Bishopsgate Corporate Finance and law firm Browne Jacobson have jointly advised on the acquisition of award-winning tech solutions business, Custard Technical Services by US managers services and cyber security provider, Thrive.
In the Autumn Statement delivered on 17 November, rises to the National Living Wage and National Minimum Wage rates were announced, to take effect from 1 April 2023.
The World Cup kicks off in Qatar on Sunday 20 November 2022, with the final taking place on Sunday 18 December 2022. Undoubtedly, this is a huge sporting event, and many employees will be keen to show their support for their favourite teams. However, due to the time difference, start times for the matches are between 10 a.m. and 7 p.m. UK time, which could have an impact on employers if employees who wish to watch the matches are scheduled to work.

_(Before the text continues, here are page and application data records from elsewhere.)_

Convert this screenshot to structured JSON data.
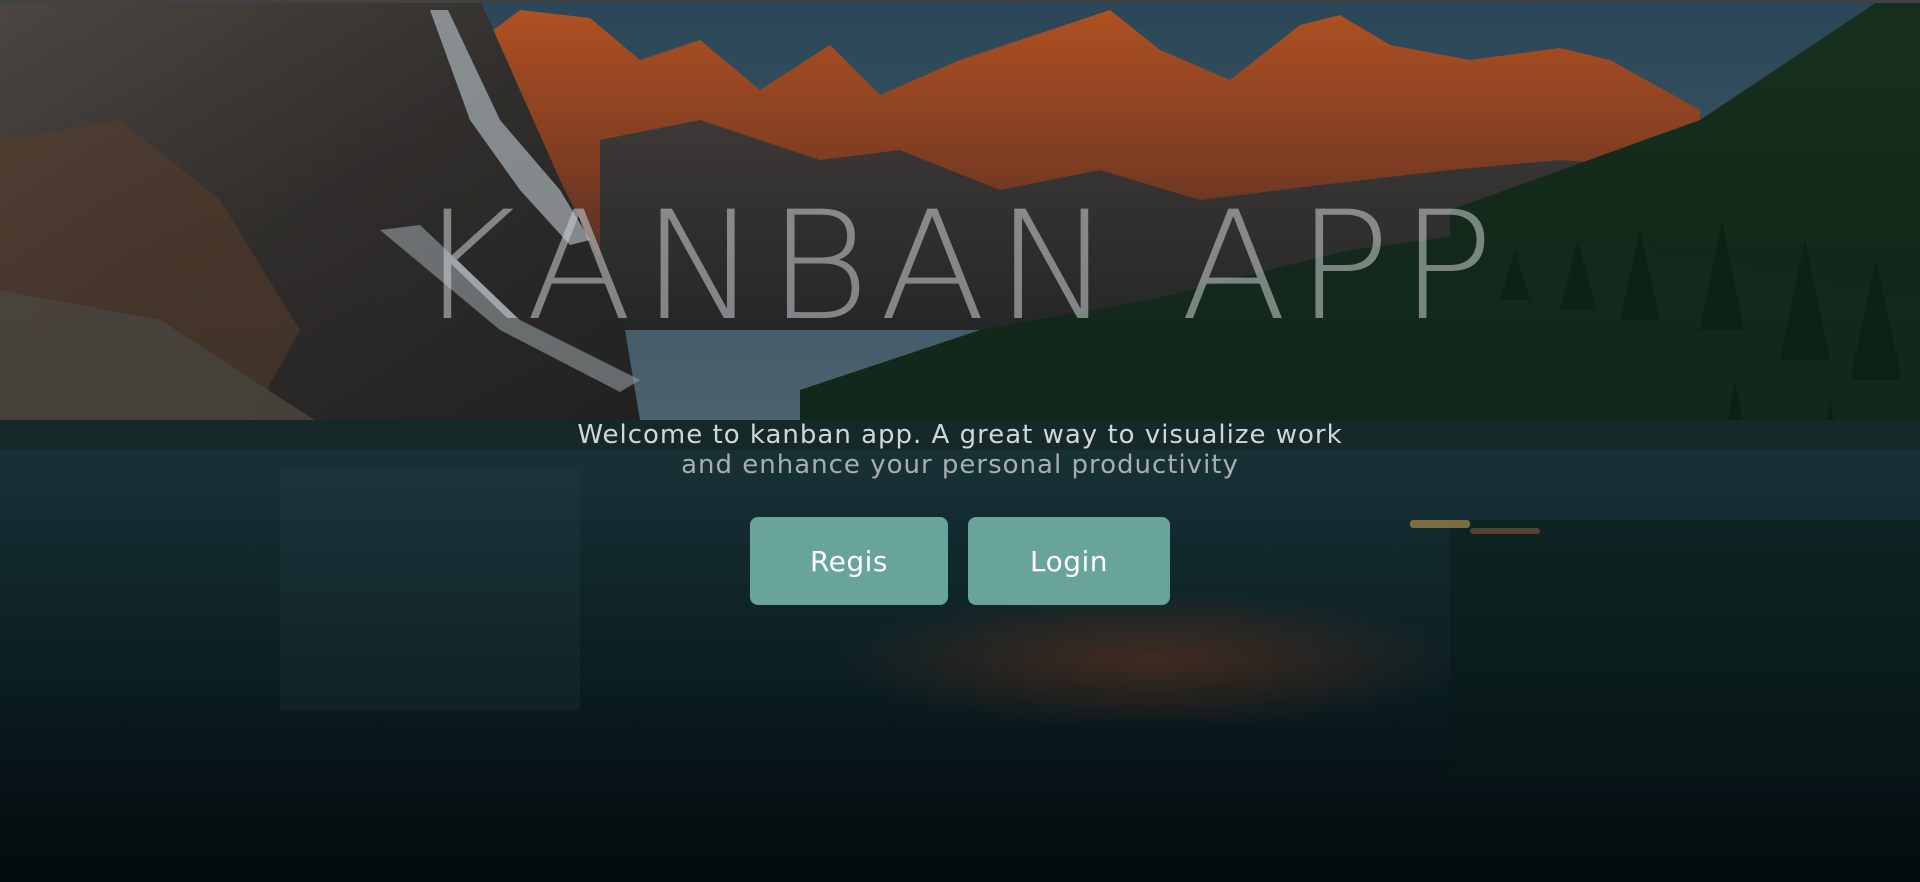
{
  "hero": {
    "title": "KANBAN APP",
    "subtitle_line1": "Welcome to kanban app. A great way to visualize work",
    "subtitle_line2": "and enhance your personal productivity"
  },
  "actions": {
    "register_label": "Regis",
    "login_label": "Login"
  },
  "colors": {
    "button_bg": "#68a39c",
    "button_text": "#ffffff",
    "title_text": "#cdd2d6",
    "subtitle_text": "#d2d6d8"
  }
}
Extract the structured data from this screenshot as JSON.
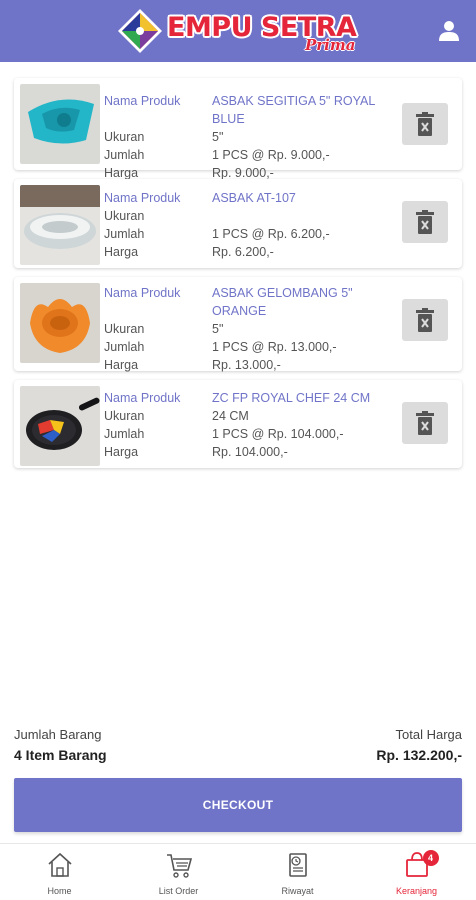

Settlement agreements are commonplace in an employment context and are ordinarily used to provide the parties to the agreement with certainty following the conclusion of an employment relationship.
National law firm Browne Jacobson has advised long standing retail client, Wilko on the sale and leaseback of its Nottinghamshire distribution centre in Worksop to logistics specialist DHL for £48m.
In the ongoing complex litigation between Optis Cellular Technology LLC and Apple Inc., the Court of Appeal ( EWCA Civ 1411) has upheld the High Court’s findings that implementers of standard-essential patents (SEPs) cannot refuse to accept a FRAND license and continue activities in the meantime which constitute infringement: that party must commit to accept a court-determined license if it wishes to avoid an injunction.
Law firm Browne Jacobson is pleased to announce that Suzanne Harlow has been appointed Non-Executive Director of its Retail, Consumer & Logistics sector.
Earlier in the year a number of fashion retailers, boldly announced the introduction of a charging fee for returning any product purchased via their online store. Yet, despite this commercial, and perhaps somewhat controversial decision, at least one major fashion giant that adopted this approach has recorded ‘historic highs’ in its September profits. Browne Jacobson partner, Cat Driscoll who heads up the firm’s commercial team in Manchester and is also head of its Fashion & Beauty sector discusses whether this change has put the average consumer off and whether the days of free returns are long gone.